**WORK REQUEST:** Each line of the listing below containing the word "Subió" should be returned.

── EXTRACTED ENTRIES

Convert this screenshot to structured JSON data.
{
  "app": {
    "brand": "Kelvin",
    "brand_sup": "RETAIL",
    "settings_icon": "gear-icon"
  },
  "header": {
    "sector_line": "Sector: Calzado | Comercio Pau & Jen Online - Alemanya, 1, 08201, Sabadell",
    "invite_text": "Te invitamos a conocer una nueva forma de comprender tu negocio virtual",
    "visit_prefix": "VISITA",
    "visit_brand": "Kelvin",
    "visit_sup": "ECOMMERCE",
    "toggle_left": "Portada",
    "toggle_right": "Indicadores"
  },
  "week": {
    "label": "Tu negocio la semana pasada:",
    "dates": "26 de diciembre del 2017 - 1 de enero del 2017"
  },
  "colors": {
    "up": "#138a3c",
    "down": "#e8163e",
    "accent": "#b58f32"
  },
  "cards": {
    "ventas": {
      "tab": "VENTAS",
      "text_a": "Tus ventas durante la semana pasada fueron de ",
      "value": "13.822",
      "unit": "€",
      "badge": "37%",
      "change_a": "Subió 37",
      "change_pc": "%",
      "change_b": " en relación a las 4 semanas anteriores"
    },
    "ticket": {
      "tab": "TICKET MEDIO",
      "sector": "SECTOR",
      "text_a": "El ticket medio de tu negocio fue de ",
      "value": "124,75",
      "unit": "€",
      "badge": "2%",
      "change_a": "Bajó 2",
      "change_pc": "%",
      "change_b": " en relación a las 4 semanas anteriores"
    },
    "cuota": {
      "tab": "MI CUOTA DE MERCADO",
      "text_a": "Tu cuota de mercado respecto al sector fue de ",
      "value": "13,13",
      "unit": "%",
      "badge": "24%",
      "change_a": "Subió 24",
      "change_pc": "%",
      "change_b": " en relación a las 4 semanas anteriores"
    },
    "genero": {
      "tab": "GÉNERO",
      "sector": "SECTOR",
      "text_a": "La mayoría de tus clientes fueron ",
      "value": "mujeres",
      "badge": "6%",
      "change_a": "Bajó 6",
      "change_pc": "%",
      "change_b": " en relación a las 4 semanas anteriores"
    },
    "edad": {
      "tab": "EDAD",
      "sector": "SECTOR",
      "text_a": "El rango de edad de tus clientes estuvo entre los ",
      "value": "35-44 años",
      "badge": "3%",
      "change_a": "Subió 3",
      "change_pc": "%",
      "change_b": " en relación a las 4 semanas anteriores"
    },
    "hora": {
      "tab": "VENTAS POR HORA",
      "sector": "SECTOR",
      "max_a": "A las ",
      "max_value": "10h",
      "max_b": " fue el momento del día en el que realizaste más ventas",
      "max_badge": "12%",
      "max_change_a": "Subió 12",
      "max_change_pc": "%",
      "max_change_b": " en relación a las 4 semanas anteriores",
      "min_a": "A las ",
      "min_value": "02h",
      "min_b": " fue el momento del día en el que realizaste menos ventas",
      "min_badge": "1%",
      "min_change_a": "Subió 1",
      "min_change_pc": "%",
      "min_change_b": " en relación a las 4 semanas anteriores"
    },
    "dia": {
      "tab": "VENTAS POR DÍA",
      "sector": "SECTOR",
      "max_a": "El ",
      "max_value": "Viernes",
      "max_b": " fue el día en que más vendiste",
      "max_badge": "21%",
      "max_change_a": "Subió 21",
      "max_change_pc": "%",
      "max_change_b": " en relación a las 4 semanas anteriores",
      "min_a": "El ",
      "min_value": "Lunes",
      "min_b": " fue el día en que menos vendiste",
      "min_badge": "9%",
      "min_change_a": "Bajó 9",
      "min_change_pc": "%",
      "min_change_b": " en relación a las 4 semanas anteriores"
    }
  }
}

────

**TASK RESULT:**
      "change_a": "Subió 37",
      "change_a": "Subió 24",
      "change_a": "Subió 3",
      "max_change_a": "Subió 12",
      "min_change_a": "Subió 1",
      "max_change_a": "Subió 21",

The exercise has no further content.